### Extracted material

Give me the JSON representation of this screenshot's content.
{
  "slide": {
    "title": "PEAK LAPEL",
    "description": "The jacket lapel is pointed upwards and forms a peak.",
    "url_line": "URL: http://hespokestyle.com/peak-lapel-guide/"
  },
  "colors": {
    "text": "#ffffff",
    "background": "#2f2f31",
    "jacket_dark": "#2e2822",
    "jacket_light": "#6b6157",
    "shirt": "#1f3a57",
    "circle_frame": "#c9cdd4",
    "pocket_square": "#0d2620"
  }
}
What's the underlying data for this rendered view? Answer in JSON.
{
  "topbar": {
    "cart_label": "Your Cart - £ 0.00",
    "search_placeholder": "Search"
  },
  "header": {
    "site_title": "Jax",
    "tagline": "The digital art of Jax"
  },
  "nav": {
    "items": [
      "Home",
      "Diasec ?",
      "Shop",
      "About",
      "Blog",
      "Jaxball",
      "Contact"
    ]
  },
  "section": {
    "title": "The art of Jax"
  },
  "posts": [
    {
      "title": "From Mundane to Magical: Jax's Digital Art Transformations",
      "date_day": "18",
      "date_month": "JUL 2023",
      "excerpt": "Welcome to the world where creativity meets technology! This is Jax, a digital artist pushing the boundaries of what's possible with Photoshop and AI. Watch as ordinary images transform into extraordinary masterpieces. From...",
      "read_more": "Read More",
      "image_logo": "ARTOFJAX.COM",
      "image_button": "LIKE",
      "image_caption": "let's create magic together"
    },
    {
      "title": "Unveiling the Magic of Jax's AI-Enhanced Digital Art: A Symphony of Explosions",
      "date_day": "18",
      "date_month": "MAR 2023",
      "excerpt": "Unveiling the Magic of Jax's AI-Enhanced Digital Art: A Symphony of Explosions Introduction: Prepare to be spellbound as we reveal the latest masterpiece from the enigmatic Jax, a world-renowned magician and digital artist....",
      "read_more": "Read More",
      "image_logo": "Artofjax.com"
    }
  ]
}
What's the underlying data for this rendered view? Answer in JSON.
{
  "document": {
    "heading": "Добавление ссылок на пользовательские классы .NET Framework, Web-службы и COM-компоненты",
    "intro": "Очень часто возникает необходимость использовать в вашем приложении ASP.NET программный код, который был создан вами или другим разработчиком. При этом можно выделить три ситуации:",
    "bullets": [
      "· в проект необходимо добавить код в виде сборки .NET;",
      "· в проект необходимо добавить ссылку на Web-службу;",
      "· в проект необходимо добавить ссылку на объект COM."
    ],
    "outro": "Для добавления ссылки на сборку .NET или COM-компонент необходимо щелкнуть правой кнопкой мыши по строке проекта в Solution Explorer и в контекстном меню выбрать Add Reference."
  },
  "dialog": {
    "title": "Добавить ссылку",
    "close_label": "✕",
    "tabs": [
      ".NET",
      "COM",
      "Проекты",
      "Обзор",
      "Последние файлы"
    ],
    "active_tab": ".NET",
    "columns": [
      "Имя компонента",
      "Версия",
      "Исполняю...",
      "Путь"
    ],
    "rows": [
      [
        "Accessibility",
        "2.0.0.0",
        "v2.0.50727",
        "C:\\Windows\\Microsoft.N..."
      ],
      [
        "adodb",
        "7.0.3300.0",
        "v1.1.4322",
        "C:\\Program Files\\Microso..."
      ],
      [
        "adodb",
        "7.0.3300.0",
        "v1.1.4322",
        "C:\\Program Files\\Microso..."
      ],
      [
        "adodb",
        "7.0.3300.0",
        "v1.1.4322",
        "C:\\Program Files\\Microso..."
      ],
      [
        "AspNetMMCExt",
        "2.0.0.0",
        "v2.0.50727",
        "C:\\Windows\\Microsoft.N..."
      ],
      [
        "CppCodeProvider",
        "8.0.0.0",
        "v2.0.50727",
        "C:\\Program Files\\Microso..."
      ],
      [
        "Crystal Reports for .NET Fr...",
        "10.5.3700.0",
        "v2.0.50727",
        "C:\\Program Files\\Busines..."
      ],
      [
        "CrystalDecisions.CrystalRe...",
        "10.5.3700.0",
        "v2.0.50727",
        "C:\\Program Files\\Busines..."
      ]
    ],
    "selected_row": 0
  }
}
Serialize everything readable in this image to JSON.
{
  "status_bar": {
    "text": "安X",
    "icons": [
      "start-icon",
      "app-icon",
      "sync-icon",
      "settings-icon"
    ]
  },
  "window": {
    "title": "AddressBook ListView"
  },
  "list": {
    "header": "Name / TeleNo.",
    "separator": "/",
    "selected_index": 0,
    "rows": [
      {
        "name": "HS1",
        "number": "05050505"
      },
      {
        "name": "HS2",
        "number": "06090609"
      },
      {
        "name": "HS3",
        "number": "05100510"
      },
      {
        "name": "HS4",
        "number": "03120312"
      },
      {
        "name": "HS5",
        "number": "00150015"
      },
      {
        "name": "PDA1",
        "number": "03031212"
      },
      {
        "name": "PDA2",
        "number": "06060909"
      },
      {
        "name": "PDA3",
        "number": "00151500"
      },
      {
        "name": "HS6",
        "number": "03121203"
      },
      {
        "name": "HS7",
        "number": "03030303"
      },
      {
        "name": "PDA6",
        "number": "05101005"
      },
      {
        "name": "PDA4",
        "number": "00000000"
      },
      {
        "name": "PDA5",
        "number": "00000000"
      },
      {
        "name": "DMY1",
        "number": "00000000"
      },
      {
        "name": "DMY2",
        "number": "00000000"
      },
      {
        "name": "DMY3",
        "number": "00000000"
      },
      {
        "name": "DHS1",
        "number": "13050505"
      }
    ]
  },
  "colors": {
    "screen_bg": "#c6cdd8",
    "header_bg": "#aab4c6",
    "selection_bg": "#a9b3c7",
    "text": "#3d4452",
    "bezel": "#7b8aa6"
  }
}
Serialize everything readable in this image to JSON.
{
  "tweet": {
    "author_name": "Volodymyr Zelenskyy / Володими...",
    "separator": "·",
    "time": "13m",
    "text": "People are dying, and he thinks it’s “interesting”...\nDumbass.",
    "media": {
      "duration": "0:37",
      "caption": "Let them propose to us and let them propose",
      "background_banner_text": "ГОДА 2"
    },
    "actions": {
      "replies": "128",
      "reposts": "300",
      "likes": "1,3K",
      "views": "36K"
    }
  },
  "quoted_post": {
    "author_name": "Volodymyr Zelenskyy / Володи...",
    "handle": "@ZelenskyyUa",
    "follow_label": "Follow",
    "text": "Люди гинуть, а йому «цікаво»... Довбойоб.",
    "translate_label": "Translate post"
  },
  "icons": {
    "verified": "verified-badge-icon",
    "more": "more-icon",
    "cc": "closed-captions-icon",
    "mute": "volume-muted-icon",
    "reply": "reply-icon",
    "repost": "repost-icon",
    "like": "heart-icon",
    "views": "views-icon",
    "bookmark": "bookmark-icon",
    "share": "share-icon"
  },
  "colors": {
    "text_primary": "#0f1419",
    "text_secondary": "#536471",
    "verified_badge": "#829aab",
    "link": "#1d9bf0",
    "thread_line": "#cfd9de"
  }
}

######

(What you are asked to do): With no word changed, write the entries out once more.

(Response to this exercise):
Give me the JSON representation of this screenshot's content.
{
  "slide": {
    "title": "PEAK LAPEL",
    "description": "The jacket lapel is pointed upwards and forms a peak.",
    "url_line": "URL: http://hespokestyle.com/peak-lapel-guide/"
  },
  "colors": {
    "text": "#ffffff",
    "background": "#2f2f31",
    "jacket_dark": "#2e2822",
    "jacket_light": "#6b6157",
    "shirt": "#1f3a57",
    "circle_frame": "#c9cdd4",
    "pocket_square": "#0d2620"
  }
}
What's the underlying data for this rendered view? Answer in JSON.
{
  "topbar": {
    "cart_label": "Your Cart - £ 0.00",
    "search_placeholder": "Search"
  },
  "header": {
    "site_title": "Jax",
    "tagline": "The digital art of Jax"
  },
  "nav": {
    "items": [
      "Home",
      "Diasec ?",
      "Shop",
      "About",
      "Blog",
      "Jaxball",
      "Contact"
    ]
  },
  "section": {
    "title": "The art of Jax"
  },
  "posts": [
    {
      "title": "From Mundane to Magical: Jax's Digital Art Transformations",
      "date_day": "18",
      "date_month": "JUL 2023",
      "excerpt": "Welcome to the world where creativity meets technology! This is Jax, a digital artist pushing the boundaries of what's possible with Photoshop and AI. Watch as ordinary images transform into extraordinary masterpieces. From...",
      "read_more": "Read More",
      "image_logo": "ARTOFJAX.COM",
      "image_button": "LIKE",
      "image_caption": "let's create magic together"
    },
    {
      "title": "Unveiling the Magic of Jax's AI-Enhanced Digital Art: A Symphony of Explosions",
      "date_day": "18",
      "date_month": "MAR 2023",
      "excerpt": "Unveiling the Magic of Jax's AI-Enhanced Digital Art: A Symphony of Explosions Introduction: Prepare to be spellbound as we reveal the latest masterpiece from the enigmatic Jax, a world-renowned magician and digital artist....",
      "read_more": "Read More",
      "image_logo": "Artofjax.com"
    }
  ]
}
What's the underlying data for this rendered view? Answer in JSON.
{
  "document": {
    "heading": "Добавление ссылок на пользовательские классы .NET Framework, Web-службы и COM-компоненты",
    "intro": "Очень часто возникает необходимость использовать в вашем приложении ASP.NET программный код, который был создан вами или другим разработчиком. При этом можно выделить три ситуации:",
    "bullets": [
      "· в проект необходимо добавить код в виде сборки .NET;",
      "· в проект необходимо добавить ссылку на Web-службу;",
      "· в проект необходимо добавить ссылку на объект COM."
    ],
    "outro": "Для добавления ссылки на сборку .NET или COM-компонент необходимо щелкнуть правой кнопкой мыши по строке проекта в Solution Explorer и в контекстном меню выбрать Add Reference."
  },
  "dialog": {
    "title": "Добавить ссылку",
    "close_label": "✕",
    "tabs": [
      ".NET",
      "COM",
      "Проекты",
      "Обзор",
      "Последние файлы"
    ],
    "active_tab": ".NET",
    "columns": [
      "Имя компонента",
      "Версия",
      "Исполняю...",
      "Путь"
    ],
    "rows": [
      [
        "Accessibility",
        "2.0.0.0",
        "v2.0.50727",
        "C:\\Windows\\Microsoft.N..."
      ],
      [
        "adodb",
        "7.0.3300.0",
        "v1.1.4322",
        "C:\\Program Files\\Microso..."
      ],
      [
        "adodb",
        "7.0.3300.0",
        "v1.1.4322",
        "C:\\Program Files\\Microso..."
      ],
      [
        "adodb",
        "7.0.3300.0",
        "v1.1.4322",
        "C:\\Program Files\\Microso..."
      ],
      [
        "AspNetMMCExt",
        "2.0.0.0",
        "v2.0.50727",
        "C:\\Windows\\Microsoft.N..."
      ],
      [
        "CppCodeProvider",
        "8.0.0.0",
        "v2.0.50727",
        "C:\\Program Files\\Microso..."
      ],
      [
        "Crystal Reports for .NET Fr...",
        "10.5.3700.0",
        "v2.0.50727",
        "C:\\Program Files\\Busines..."
      ],
      [
        "CrystalDecisions.CrystalRe...",
        "10.5.3700.0",
        "v2.0.50727",
        "C:\\Program Files\\Busines..."
      ]
    ],
    "selected_row": 0
  }
}
Serialize everything readable in this image to JSON.
{
  "status_bar": {
    "text": "安X",
    "icons": [
      "start-icon",
      "app-icon",
      "sync-icon",
      "settings-icon"
    ]
  },
  "window": {
    "title": "AddressBook ListView"
  },
  "list": {
    "header": "Name / TeleNo.",
    "separator": "/",
    "selected_index": 0,
    "rows": [
      {
        "name": "HS1",
        "number": "05050505"
      },
      {
        "name": "HS2",
        "number": "06090609"
      },
      {
        "name": "HS3",
        "number": "05100510"
      },
      {
        "name": "HS4",
        "number": "03120312"
      },
      {
        "name": "HS5",
        "number": "00150015"
      },
      {
        "name": "PDA1",
        "number": "03031212"
      },
      {
        "name": "PDA2",
        "number": "06060909"
      },
      {
        "name": "PDA3",
        "number": "00151500"
      },
      {
        "name": "HS6",
        "number": "03121203"
      },
      {
        "name": "HS7",
        "number": "03030303"
      },
      {
        "name": "PDA6",
        "number": "05101005"
      },
      {
        "name": "PDA4",
        "number": "00000000"
      },
      {
        "name": "PDA5",
        "number": "00000000"
      },
      {
        "name": "DMY1",
        "number": "00000000"
      },
      {
        "name": "DMY2",
        "number": "00000000"
      },
      {
        "name": "DMY3",
        "number": "00000000"
      },
      {
        "name": "DHS1",
        "number": "13050505"
      }
    ]
  },
  "colors": {
    "screen_bg": "#c6cdd8",
    "header_bg": "#aab4c6",
    "selection_bg": "#a9b3c7",
    "text": "#3d4452",
    "bezel": "#7b8aa6"
  }
}
Serialize everything readable in this image to JSON.
{
  "tweet": {
    "author_name": "Volodymyr Zelenskyy / Володими...",
    "separator": "·",
    "time": "13m",
    "text": "People are dying, and he thinks it’s “interesting”...\nDumbass.",
    "media": {
      "duration": "0:37",
      "caption": "Let them propose to us and let them propose",
      "background_banner_text": "ГОДА 2"
    },
    "actions": {
      "replies": "128",
      "reposts": "300",
      "likes": "1,3K",
      "views": "36K"
    }
  },
  "quoted_post": {
    "author_name": "Volodymyr Zelenskyy / Володи...",
    "handle": "@ZelenskyyUa",
    "follow_label": "Follow",
    "text": "Люди гинуть, а йому «цікаво»... Довбойоб.",
    "translate_label": "Translate post"
  },
  "icons": {
    "verified": "verified-badge-icon",
    "more": "more-icon",
    "cc": "closed-captions-icon",
    "mute": "volume-muted-icon",
    "reply": "reply-icon",
    "repost": "repost-icon",
    "like": "heart-icon",
    "views": "views-icon",
    "bookmark": "bookmark-icon",
    "share": "share-icon"
  },
  "colors": {
    "text_primary": "#0f1419",
    "text_secondary": "#536471",
    "verified_badge": "#829aab",
    "link": "#1d9bf0",
    "thread_line": "#cfd9de"
  }
}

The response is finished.